of my attendance showed to my conviction some persistent and secret cause
for her nervousness.
"One evening she assured me that she felt she should now rapidly recover,
as Mr. Mackerel had concluded to take her to Saratoga. I, of course,
acquiesced in the decision, though my previous opinion had not been asked.
I took a final leave of the lovely woman, and the poor child soon departed
"The ensuing week there was a sheriff's sale at Mackerel's residence. The
day following the Mackerels' departure, Mr. Tiptape did me the honor to
inquire after the health of my family; and a week later, Master Tiptape
having fallen and bumped his dear nose on the floor, I had the felicity of
soothing the anguish of his mamma in her magnificent _boudoir_, and
holding to her lovely nose the smelling salts, and offering such
consolation as her trying position required!"
Thus was commenced the practice of one of the first physicians of New
York. The facts are avouched for. The names, of course, are manufactured,
to cover the occupation of the parties.

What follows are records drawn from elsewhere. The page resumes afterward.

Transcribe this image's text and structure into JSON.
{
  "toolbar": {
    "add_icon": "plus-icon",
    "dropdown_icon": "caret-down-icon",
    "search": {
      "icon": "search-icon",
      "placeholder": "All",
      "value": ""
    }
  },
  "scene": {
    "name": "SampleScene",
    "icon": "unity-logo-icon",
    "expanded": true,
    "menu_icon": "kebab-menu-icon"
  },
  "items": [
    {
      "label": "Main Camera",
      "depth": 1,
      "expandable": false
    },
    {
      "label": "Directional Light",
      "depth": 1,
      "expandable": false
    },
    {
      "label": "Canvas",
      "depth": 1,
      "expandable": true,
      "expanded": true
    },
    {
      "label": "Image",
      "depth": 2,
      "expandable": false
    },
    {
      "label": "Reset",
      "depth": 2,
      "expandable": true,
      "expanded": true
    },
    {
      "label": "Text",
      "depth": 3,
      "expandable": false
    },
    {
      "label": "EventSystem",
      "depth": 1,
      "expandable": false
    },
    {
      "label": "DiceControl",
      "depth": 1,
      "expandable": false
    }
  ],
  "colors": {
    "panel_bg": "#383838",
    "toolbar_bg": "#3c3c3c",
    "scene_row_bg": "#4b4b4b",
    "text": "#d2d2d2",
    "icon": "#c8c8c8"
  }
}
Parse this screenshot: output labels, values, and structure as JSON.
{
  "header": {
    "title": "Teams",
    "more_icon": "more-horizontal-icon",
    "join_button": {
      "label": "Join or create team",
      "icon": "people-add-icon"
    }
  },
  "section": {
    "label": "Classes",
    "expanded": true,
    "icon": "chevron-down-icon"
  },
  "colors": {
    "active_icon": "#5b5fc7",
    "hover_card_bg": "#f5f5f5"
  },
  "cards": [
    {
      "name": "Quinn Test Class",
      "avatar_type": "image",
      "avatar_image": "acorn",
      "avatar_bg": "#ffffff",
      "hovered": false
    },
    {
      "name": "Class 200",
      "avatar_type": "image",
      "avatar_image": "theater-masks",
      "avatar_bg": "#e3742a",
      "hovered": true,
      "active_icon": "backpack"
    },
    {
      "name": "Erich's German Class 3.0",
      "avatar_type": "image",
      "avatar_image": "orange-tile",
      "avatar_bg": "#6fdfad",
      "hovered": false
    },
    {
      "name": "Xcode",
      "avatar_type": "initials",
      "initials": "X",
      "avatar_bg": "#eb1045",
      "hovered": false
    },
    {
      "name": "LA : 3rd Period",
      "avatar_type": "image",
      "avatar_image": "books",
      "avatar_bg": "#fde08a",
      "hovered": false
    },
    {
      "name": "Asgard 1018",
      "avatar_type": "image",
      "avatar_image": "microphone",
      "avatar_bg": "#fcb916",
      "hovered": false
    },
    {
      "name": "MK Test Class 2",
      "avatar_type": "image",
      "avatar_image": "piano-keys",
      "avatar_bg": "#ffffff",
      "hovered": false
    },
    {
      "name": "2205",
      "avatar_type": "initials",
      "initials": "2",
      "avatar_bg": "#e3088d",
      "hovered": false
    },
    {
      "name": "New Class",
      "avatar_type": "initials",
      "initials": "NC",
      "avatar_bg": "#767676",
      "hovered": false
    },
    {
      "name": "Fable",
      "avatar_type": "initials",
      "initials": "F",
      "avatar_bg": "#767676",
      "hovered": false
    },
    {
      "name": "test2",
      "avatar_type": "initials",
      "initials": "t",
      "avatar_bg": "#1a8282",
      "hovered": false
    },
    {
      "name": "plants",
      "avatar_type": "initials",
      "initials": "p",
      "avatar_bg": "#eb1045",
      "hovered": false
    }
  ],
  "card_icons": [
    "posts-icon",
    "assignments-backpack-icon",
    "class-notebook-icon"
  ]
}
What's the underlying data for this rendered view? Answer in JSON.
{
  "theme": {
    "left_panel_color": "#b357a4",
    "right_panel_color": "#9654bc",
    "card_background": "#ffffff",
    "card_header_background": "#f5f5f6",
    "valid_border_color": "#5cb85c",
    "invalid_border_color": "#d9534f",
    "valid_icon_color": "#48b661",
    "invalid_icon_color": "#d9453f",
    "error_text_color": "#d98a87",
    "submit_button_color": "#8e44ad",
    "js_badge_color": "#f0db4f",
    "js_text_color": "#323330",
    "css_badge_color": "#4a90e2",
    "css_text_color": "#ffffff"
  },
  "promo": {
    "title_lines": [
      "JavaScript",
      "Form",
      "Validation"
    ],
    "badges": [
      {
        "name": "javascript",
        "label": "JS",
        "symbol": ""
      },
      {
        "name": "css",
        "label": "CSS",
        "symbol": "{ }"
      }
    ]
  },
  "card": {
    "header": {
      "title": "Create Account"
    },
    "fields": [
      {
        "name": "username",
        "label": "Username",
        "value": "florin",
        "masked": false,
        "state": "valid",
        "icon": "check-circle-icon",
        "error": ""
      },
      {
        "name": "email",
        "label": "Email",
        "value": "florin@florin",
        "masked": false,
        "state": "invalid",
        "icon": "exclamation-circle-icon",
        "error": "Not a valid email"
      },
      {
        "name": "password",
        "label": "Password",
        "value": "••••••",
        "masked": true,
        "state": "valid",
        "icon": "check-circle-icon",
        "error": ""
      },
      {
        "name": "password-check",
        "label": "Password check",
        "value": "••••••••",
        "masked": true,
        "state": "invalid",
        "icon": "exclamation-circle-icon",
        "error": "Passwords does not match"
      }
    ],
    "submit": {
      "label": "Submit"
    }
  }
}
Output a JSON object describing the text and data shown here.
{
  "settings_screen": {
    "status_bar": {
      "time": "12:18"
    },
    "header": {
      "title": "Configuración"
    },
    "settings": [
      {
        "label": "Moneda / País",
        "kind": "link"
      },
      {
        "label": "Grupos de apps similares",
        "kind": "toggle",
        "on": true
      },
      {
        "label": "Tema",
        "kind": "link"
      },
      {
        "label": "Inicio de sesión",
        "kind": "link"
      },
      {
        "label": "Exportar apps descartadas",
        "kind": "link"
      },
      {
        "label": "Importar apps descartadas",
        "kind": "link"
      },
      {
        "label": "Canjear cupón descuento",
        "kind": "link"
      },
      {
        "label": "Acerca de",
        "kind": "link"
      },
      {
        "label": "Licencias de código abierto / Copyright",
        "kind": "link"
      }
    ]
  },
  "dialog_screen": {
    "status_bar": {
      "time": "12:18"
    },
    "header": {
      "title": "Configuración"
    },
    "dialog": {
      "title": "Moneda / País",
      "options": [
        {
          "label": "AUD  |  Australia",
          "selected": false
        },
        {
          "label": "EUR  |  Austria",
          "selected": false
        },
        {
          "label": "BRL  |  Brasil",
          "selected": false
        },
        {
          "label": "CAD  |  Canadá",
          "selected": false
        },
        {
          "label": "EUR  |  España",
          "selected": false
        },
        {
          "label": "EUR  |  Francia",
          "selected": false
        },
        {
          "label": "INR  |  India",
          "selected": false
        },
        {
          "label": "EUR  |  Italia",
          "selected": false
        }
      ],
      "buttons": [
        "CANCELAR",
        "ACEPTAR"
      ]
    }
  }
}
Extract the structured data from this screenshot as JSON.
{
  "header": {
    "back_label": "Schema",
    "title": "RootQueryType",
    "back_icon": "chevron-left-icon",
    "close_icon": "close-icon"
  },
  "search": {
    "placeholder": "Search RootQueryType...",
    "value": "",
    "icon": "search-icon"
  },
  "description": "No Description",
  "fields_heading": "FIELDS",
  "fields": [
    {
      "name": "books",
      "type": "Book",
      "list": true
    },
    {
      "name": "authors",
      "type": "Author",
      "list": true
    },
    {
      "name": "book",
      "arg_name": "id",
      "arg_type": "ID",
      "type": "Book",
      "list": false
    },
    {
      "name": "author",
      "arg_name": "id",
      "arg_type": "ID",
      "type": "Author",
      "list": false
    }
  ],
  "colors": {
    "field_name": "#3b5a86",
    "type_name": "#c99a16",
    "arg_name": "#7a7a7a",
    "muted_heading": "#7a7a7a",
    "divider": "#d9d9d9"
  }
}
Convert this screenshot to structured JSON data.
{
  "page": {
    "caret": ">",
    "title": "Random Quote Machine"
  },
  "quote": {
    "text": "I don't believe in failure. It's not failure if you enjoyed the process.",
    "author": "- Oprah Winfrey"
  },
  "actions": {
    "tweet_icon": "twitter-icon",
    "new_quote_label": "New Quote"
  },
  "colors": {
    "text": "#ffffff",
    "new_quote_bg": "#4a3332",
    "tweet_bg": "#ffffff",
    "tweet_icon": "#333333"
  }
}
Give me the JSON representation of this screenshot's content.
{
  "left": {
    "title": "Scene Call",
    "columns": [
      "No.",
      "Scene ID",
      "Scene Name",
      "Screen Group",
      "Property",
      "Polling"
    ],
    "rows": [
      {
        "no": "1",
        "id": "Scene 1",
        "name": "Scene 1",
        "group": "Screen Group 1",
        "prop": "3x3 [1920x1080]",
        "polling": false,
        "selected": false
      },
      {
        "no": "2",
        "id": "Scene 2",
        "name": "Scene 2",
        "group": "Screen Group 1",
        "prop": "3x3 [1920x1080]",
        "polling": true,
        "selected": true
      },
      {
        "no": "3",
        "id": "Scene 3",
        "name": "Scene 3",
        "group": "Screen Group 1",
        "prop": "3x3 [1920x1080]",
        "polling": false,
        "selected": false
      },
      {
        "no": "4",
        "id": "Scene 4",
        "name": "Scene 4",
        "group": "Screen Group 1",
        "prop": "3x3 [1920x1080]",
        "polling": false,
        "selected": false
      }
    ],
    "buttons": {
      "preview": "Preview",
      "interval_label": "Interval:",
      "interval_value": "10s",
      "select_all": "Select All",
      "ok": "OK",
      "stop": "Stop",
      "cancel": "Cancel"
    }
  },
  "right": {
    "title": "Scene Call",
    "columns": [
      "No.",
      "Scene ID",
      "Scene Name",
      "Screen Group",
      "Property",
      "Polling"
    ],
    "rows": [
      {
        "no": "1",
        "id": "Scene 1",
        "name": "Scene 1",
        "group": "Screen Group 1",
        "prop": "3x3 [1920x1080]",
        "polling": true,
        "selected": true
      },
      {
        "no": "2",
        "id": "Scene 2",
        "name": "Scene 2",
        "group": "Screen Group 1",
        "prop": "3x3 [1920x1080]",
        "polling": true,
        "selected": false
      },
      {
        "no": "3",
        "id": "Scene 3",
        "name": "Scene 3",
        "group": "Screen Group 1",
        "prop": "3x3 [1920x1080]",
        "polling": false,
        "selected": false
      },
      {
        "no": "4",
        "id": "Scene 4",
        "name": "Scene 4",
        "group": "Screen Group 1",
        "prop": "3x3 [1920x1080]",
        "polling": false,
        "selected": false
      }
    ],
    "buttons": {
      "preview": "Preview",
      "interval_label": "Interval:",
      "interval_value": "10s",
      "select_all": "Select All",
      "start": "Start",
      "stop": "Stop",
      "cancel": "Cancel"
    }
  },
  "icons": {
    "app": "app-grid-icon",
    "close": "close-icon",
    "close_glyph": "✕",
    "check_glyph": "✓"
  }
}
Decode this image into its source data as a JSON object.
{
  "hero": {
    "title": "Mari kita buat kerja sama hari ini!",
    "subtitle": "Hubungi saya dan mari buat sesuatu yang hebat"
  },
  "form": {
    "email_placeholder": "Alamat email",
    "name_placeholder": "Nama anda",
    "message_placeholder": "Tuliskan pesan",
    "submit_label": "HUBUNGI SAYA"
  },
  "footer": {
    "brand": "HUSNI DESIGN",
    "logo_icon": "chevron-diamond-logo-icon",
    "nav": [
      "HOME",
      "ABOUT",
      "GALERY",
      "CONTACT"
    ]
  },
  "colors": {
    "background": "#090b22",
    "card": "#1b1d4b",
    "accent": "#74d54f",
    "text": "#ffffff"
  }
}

The doctor still lives, in the
enjoyment of a lucrative and respectable practice, and the love and
confidence of his numerous friends and patrons.
Quite as ludicrous scenes could be revealed by most physicians, if they
would but take the time to think over their earlier efforts, and the
various circumstances which were mainly instrumental in getting them into
a respectable practice.
From "The Funny Side of Physic" by A. D. Crabtre